### Exercise input
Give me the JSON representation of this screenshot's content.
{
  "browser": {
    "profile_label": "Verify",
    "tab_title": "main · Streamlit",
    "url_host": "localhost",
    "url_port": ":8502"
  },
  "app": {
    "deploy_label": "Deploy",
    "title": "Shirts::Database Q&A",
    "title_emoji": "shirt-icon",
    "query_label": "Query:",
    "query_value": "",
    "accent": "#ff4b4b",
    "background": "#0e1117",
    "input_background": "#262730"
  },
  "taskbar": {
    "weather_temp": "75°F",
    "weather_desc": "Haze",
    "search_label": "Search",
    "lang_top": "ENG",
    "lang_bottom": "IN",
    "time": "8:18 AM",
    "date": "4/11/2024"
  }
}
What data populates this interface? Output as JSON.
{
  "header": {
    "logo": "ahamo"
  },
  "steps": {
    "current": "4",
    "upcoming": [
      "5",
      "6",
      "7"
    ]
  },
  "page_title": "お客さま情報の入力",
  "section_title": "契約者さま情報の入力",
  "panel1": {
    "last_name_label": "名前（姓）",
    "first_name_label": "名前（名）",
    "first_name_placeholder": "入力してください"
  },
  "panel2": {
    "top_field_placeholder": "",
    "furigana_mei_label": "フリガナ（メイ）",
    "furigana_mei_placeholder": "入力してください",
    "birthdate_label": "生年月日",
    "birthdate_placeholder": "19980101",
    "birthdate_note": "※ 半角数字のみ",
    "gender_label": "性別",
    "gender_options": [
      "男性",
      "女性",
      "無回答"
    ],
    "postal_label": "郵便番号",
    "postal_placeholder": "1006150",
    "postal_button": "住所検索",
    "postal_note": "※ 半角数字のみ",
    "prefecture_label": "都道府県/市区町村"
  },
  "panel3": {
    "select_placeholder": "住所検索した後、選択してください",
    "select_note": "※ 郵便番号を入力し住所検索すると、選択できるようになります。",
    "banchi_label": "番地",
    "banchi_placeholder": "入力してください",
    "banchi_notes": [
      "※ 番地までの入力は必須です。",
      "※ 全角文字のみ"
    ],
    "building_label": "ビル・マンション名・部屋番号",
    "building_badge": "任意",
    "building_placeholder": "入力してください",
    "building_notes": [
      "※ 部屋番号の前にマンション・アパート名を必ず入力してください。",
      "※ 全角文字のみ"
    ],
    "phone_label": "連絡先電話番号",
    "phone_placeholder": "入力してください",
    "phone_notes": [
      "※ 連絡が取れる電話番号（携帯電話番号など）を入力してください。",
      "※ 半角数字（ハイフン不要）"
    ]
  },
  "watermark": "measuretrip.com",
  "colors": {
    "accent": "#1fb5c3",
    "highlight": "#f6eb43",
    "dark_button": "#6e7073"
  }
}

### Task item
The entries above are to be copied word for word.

### Task result
Give me the JSON representation of this screenshot's content.
{
  "browser": {
    "profile_label": "Verify",
    "tab_title": "main · Streamlit",
    "url_host": "localhost",
    "url_port": ":8502"
  },
  "app": {
    "deploy_label": "Deploy",
    "title": "Shirts::Database Q&A",
    "title_emoji": "shirt-icon",
    "query_label": "Query:",
    "query_value": "",
    "accent": "#ff4b4b",
    "background": "#0e1117",
    "input_background": "#262730"
  },
  "taskbar": {
    "weather_temp": "75°F",
    "weather_desc": "Haze",
    "search_label": "Search",
    "lang_top": "ENG",
    "lang_bottom": "IN",
    "time": "8:18 AM",
    "date": "4/11/2024"
  }
}
What data populates this interface? Output as JSON.
{
  "header": {
    "logo": "ahamo"
  },
  "steps": {
    "current": "4",
    "upcoming": [
      "5",
      "6",
      "7"
    ]
  },
  "page_title": "お客さま情報の入力",
  "section_title": "契約者さま情報の入力",
  "panel1": {
    "last_name_label": "名前（姓）",
    "first_name_label": "名前（名）",
    "first_name_placeholder": "入力してください"
  },
  "panel2": {
    "top_field_placeholder": "",
    "furigana_mei_label": "フリガナ（メイ）",
    "furigana_mei_placeholder": "入力してください",
    "birthdate_label": "生年月日",
    "birthdate_placeholder": "19980101",
    "birthdate_note": "※ 半角数字のみ",
    "gender_label": "性別",
    "gender_options": [
      "男性",
      "女性",
      "無回答"
    ],
    "postal_label": "郵便番号",
    "postal_placeholder": "1006150",
    "postal_button": "住所検索",
    "postal_note": "※ 半角数字のみ",
    "prefecture_label": "都道府県/市区町村"
  },
  "panel3": {
    "select_placeholder": "住所検索した後、選択してください",
    "select_note": "※ 郵便番号を入力し住所検索すると、選択できるようになります。",
    "banchi_label": "番地",
    "banchi_placeholder": "入力してください",
    "banchi_notes": [
      "※ 番地までの入力は必須です。",
      "※ 全角文字のみ"
    ],
    "building_label": "ビル・マンション名・部屋番号",
    "building_badge": "任意",
    "building_placeholder": "入力してください",
    "building_notes": [
      "※ 部屋番号の前にマンション・アパート名を必ず入力してください。",
      "※ 全角文字のみ"
    ],
    "phone_label": "連絡先電話番号",
    "phone_placeholder": "入力してください",
    "phone_notes": [
      "※ 連絡が取れる電話番号（携帯電話番号など）を入力してください。",
      "※ 半角数字（ハイフン不要）"
    ]
  },
  "watermark": "measuretrip.com",
  "colors": {
    "accent": "#1fb5c3",
    "highlight": "#f6eb43",
    "dark_button": "#6e7073"
  }
}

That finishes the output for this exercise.